A close writer friend had come into possession of a handwritten record of this gold mine written by a man who had lived during its heyday. Twenty pages of penciled words giving information about who was involved, when, why it happened and how. All we needed to find was where, and it didn't take long for my friend to use his connections to get the answer to that question as well.
By Saturday, all arrangements had been made with the current owner of the land where the mine is located, as well as a descendant of a man involved in the early mining and a fellow who had once owned the land and was descended from the writer of the short piece.
We followed the Pig Trail south from Elkins, one of the most scenic drives in the Boston Mountains. Recent rains produced heavy foliage and in many places the trees canopied the narrow highway to blot out the bright sunlight. It took us about 40 minutes to drive the final 20 miles into the Arkansas River Valley. The narrow road is crooked and steep and calls for rapt attention while driving. It was a breathtaking drive. Yellow sunflowers and white daisies blanketed the ditches on both sides of the road. The temperature had reached 96 by the time we arrived at the small town located on the Arkansas River where we were to meet and take our caravan up into the remote hills to the mine.
We met at a railroad depot that is today a museum because the fast moving freights no longer stop there. I was able to get a book about the history of the county for later research and listened to some romantic stories from a retired school teacher in charge of the museum. We found her and her friends set up in the center of the room putting together a jigsaw puzzle. They were eager to share some tales with us.
Soon everyone had gathered and we took off in three vehicles. Following the winding road up out of the valley into the Boston Mountains, we climbed and coiled for perhaps 20 minutes before turning off and heading into the woods and to the pleasant farm home of our host, who turned out to be related to our son-in-law. Thus are the ways of these Ozarks.
He shared his abstract with us, the first land settlement dated 1842. There, in what appeared to be his back yard, a solid rock face soared perhaps 200 feet high. Several tunnels were cut into the stone. We were told that originally this bluff was hidden by a heavy growth of timber, but he had cleared it all out so that the entrance to the mine was literally in his mowed yard. One could only enter by crawling, so needless to say we remained at the entrance.
I'll share a bit of the story here, but the rest will be in my upcoming book, The Boston Mountains: Lost In the Ozarks. It seems a long ago farmer was plowing his fields and began to find small stone tablets with strange writings on them. A search for their origin eventually led to the belief that the writings were telling a tale of buried treasure. Gold. Probably buried centuries earlier. The men finally surmised that it was of Spanish or Mexican origin.

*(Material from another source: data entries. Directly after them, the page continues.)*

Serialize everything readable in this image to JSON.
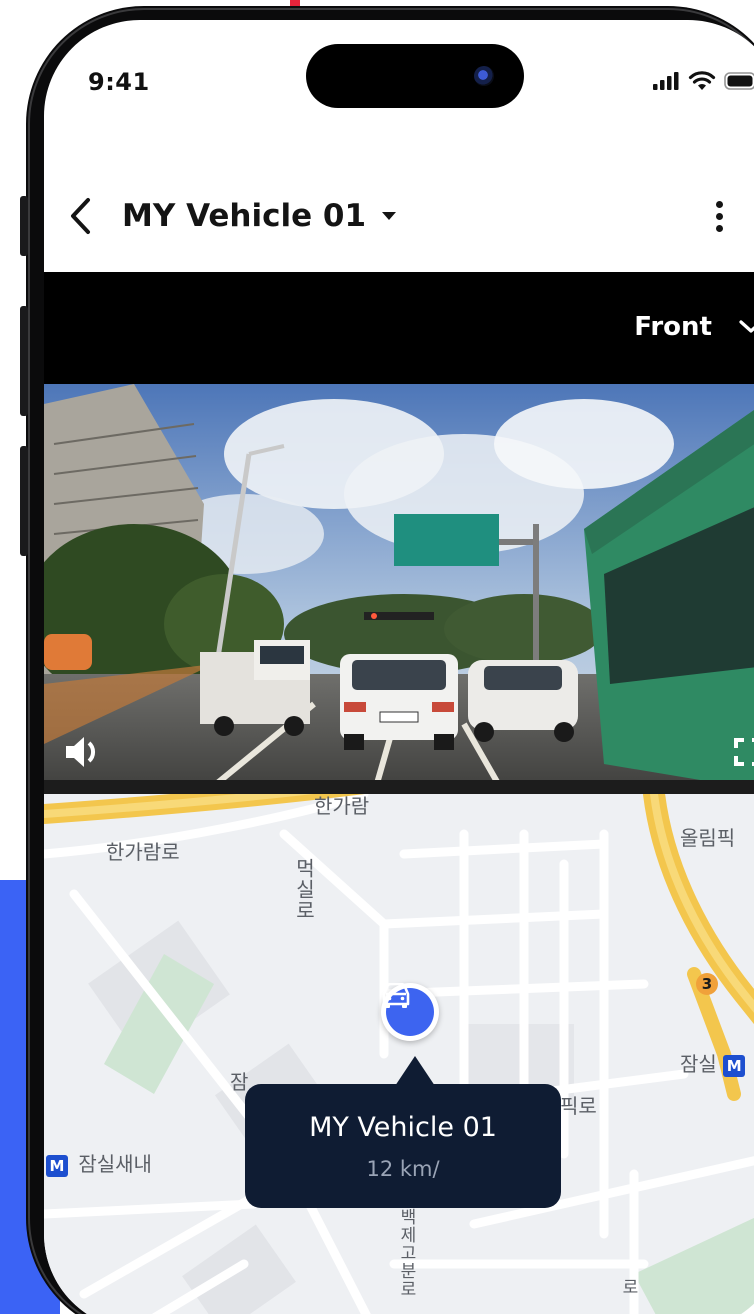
{
  "status_bar": {
    "time": "9:41"
  },
  "header": {
    "title": "MY Vehicle 01"
  },
  "camera": {
    "selected": "Front"
  },
  "map": {
    "labels": {
      "hangaram": "한가람로",
      "meoksal": "먹실로",
      "ollimpik": "올림픽",
      "jamsil": "잠실",
      "jamsil_metro": "M",
      "jamsil_saenae": "잠실새내",
      "saenae_metro": "M",
      "baekjegobun": "백제고분로",
      "line3": "3",
      "hangaram_top": "한가람",
      "jam": "잠",
      "bi_ro": "픽로",
      "bottom_road": "로"
    }
  },
  "vehicle_popup": {
    "name": "MY Vehicle 01",
    "speed": "12 km/"
  },
  "colors": {
    "accent": "#3d64f0",
    "popup_bg": "#0f1c33",
    "road_major": "#f3c64d",
    "park": "#cfe5d3"
  },
  "icons": {
    "back": "chevron-left-icon",
    "dropdown": "caret-down-icon",
    "more": "more-vertical-icon",
    "camera_toggle": "chevron-down-icon",
    "volume": "speaker-icon",
    "fullscreen": "fullscreen-icon",
    "vehicle": "car-icon",
    "signal": "cellular-signal-icon",
    "wifi": "wifi-icon",
    "battery": "battery-icon"
  }
}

Rather than see the place overrun with prospectors, several of them got together and formed the Mountain Creek Gold Mine Company, sold shares and began to blast and dig for the treasure. For the rest of the story, as they say, and the amazing secret unearthed about some of the writings found on the stones, you'll have to read my book. If you want to have some fun, become a writer of history.
Later that afternoon we drove north in search of a town that is on the map, but has disappeared. We saw an old, hand-painted sign alongside a side road that led us to the community building and cemetery. As we turned, I spotted on the other side of the highway, an old building so overgrown it was only barely visible. When we came back out we parked nearby and as I was taking pictures and my husband investigating, a car stopped and a lady hollered out her window at us.

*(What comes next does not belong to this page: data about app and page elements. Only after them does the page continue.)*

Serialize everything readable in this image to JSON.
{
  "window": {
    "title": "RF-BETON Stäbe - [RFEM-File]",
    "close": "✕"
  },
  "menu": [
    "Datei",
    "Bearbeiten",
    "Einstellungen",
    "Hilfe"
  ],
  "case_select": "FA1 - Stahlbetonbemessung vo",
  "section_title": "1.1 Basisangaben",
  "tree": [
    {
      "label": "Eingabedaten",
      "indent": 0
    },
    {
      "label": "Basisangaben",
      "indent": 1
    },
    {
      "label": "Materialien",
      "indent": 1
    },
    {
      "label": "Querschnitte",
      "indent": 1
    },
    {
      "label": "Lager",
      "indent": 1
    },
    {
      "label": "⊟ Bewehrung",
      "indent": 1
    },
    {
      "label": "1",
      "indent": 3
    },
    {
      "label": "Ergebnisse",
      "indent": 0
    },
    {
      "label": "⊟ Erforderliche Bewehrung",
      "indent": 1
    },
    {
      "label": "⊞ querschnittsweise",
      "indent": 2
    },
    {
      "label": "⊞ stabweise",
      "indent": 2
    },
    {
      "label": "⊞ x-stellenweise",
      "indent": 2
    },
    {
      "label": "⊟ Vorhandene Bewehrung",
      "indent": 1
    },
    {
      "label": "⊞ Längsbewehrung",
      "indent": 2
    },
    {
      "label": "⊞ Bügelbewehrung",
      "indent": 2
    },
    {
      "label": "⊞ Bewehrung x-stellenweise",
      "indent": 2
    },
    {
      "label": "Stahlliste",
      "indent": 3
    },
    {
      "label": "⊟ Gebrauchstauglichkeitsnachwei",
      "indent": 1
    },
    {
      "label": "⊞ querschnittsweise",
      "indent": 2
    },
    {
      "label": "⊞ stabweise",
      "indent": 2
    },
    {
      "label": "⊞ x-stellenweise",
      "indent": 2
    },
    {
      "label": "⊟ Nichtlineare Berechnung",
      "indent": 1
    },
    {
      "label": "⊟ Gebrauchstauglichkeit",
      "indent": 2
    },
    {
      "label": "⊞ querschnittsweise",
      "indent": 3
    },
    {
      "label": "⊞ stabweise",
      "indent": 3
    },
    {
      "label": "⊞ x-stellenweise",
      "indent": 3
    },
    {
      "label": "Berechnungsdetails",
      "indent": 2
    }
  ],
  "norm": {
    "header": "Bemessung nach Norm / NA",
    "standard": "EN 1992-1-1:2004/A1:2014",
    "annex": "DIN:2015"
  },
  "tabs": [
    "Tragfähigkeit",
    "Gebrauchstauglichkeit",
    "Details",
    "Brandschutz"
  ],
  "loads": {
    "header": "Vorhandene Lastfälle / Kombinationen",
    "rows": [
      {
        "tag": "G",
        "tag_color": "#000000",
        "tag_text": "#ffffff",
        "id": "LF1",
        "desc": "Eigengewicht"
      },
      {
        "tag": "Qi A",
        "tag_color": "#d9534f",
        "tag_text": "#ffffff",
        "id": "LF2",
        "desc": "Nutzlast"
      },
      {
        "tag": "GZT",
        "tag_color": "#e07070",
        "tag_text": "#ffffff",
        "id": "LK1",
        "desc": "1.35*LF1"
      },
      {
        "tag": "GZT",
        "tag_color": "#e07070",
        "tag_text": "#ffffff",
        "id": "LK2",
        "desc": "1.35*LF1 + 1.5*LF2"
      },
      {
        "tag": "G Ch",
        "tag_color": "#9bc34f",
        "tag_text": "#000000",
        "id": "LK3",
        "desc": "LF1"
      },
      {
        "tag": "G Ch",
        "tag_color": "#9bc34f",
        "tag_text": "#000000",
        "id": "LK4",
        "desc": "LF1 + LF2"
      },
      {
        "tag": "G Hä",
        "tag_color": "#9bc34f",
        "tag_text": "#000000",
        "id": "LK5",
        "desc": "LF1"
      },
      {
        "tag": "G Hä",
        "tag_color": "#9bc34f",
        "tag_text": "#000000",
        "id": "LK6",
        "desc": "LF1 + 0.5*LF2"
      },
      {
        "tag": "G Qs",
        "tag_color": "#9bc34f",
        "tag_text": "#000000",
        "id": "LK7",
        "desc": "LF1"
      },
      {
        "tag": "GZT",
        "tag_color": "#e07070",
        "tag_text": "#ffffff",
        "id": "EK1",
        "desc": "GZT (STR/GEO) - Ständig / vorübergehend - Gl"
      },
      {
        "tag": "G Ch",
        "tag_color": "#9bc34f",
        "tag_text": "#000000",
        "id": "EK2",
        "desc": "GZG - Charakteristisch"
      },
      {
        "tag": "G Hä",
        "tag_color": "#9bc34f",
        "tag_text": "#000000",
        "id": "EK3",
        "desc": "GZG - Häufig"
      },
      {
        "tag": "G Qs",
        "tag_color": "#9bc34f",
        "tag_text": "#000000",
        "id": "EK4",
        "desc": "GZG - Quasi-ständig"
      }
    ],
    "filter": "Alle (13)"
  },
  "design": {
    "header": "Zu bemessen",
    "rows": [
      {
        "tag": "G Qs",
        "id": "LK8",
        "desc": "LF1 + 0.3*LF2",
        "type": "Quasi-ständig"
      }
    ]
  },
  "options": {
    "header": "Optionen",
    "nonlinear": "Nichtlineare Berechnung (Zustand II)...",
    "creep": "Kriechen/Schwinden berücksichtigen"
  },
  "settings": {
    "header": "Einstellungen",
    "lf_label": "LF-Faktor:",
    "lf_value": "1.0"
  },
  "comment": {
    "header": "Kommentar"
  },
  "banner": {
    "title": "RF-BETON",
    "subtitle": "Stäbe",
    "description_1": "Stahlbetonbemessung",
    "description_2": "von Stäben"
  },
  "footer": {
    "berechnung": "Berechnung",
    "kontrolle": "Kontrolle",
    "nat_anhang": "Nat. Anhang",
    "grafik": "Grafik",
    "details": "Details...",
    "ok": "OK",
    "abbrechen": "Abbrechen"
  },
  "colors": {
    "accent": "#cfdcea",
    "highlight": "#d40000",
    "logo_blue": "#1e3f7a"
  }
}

I went to talk to her and she told me that it was the old general store for the small town which we'd been searching for. A town by the name of Boston. This is where three rivers, the King, War Eagle and White, have their head and flow north into the mountains. They become important rivers that feed lakes and drive mills, and that was originally why I went in search of the lost town.
By the time we started home, we were weary but happy. We'd found everything we searched for that day, including the wonderful Ozark Restaurant in Ozark, Arkansas, that served some of the best homemade mountain cooking we'd laid a tooth to outside Grandma's kitchen. All in all, it was a satisfying day.